- Opening Delimiter -

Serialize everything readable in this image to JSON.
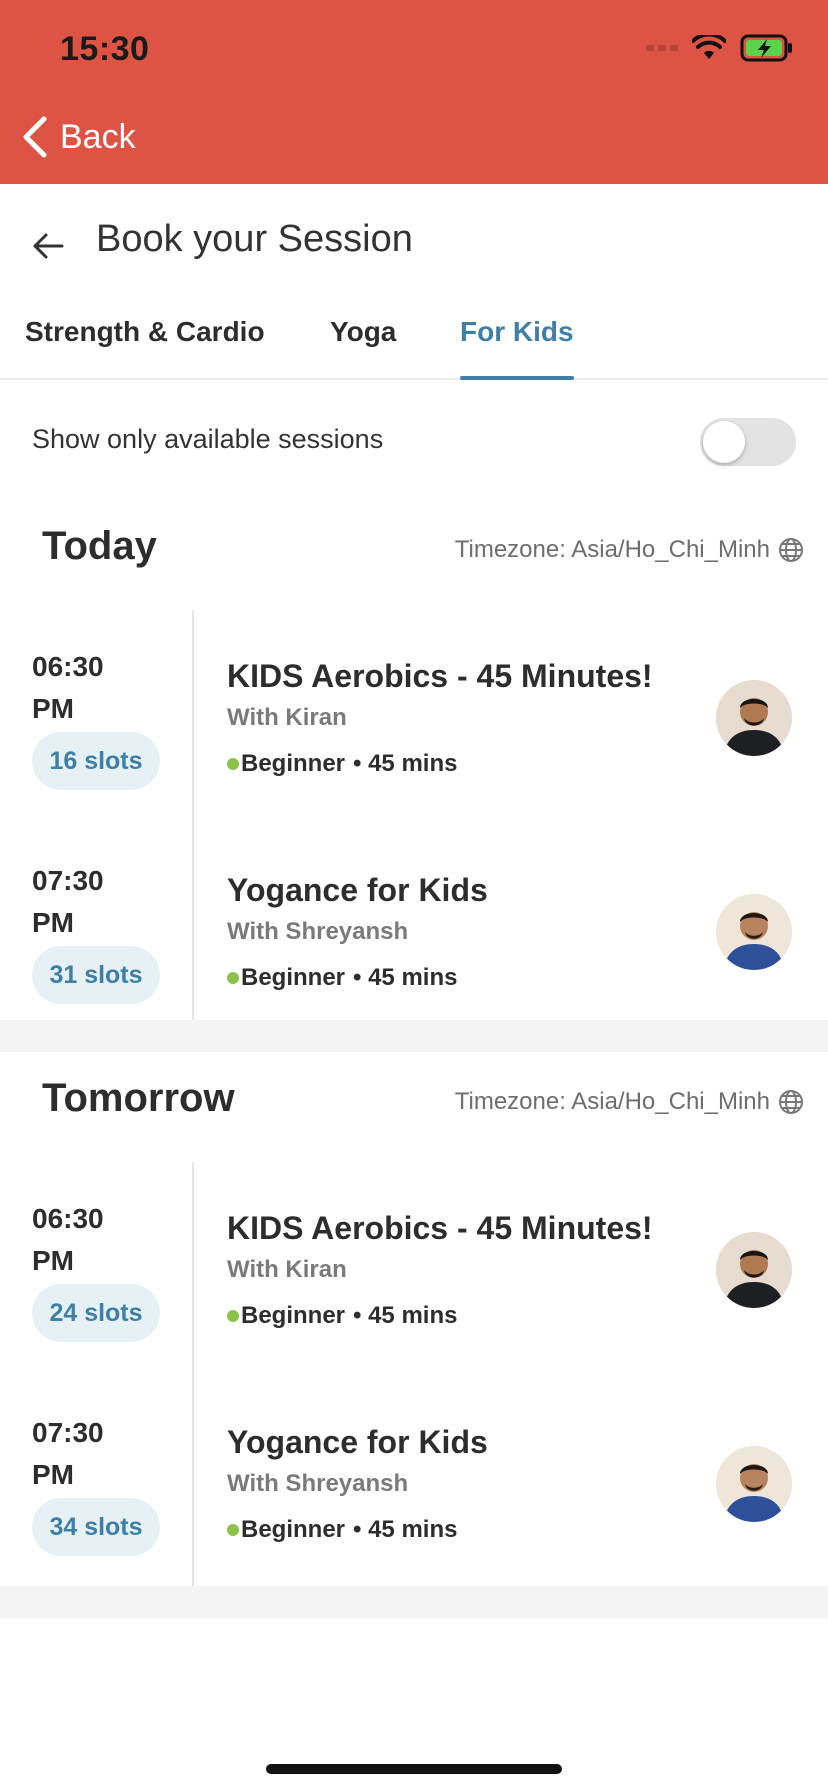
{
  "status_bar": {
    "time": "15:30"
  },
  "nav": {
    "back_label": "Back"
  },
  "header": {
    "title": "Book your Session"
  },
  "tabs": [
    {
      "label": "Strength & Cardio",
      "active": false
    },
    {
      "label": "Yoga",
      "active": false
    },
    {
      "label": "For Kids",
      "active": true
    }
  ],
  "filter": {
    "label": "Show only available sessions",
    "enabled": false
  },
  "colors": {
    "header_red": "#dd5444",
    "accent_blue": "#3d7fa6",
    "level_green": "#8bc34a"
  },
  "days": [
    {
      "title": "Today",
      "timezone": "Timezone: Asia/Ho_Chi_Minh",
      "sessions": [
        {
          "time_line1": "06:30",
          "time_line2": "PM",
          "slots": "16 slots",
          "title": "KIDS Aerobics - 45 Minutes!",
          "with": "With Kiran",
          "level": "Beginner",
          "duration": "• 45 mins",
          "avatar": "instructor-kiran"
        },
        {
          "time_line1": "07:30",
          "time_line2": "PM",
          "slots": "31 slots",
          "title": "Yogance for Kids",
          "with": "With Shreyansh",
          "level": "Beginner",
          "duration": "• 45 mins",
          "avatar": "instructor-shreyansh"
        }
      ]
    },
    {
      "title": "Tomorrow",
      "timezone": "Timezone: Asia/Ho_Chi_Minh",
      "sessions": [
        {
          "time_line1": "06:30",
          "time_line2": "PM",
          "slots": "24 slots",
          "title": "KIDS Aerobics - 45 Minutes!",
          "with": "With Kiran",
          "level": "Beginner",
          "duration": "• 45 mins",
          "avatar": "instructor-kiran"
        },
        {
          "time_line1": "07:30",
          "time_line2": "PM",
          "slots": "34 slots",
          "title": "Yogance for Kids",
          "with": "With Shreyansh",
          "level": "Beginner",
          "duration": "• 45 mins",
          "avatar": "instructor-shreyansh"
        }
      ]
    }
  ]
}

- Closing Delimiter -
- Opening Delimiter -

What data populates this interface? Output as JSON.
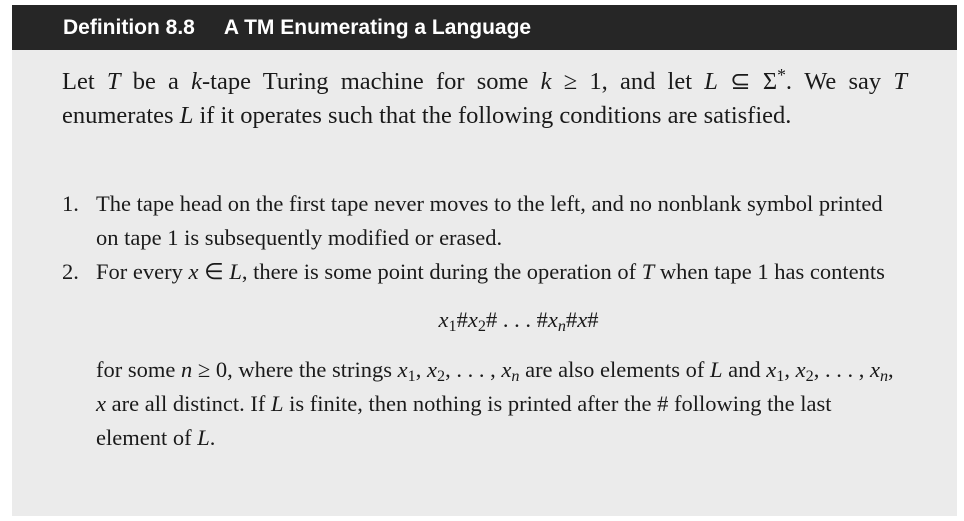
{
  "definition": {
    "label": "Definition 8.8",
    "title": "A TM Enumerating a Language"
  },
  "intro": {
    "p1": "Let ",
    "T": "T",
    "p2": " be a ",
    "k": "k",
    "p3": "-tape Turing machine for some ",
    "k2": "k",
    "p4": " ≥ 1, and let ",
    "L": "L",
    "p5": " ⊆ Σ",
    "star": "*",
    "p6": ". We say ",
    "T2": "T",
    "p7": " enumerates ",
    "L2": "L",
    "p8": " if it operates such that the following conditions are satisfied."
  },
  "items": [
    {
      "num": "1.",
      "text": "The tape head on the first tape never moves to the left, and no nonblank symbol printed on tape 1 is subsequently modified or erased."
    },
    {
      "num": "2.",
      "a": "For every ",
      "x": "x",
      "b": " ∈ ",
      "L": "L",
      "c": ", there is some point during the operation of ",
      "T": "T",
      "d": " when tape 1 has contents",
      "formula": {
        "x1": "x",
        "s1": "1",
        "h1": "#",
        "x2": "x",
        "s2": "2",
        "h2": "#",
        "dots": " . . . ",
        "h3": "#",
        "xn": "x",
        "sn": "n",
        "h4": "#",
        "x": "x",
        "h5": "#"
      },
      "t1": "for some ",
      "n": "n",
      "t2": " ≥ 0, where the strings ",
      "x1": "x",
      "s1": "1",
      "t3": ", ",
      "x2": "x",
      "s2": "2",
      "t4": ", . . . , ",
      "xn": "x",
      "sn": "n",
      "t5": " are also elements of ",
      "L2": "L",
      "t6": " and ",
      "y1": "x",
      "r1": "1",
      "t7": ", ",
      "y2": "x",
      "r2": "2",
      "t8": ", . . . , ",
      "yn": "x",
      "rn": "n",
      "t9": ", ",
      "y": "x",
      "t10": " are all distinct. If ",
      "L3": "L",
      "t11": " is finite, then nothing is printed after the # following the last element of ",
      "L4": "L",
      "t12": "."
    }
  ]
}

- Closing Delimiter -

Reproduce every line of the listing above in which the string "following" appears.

Output of the task:
    "p8": " if it operates such that the following conditions are satisfied."
      "t11": " is finite, then nothing is printed after the # following the last element of ",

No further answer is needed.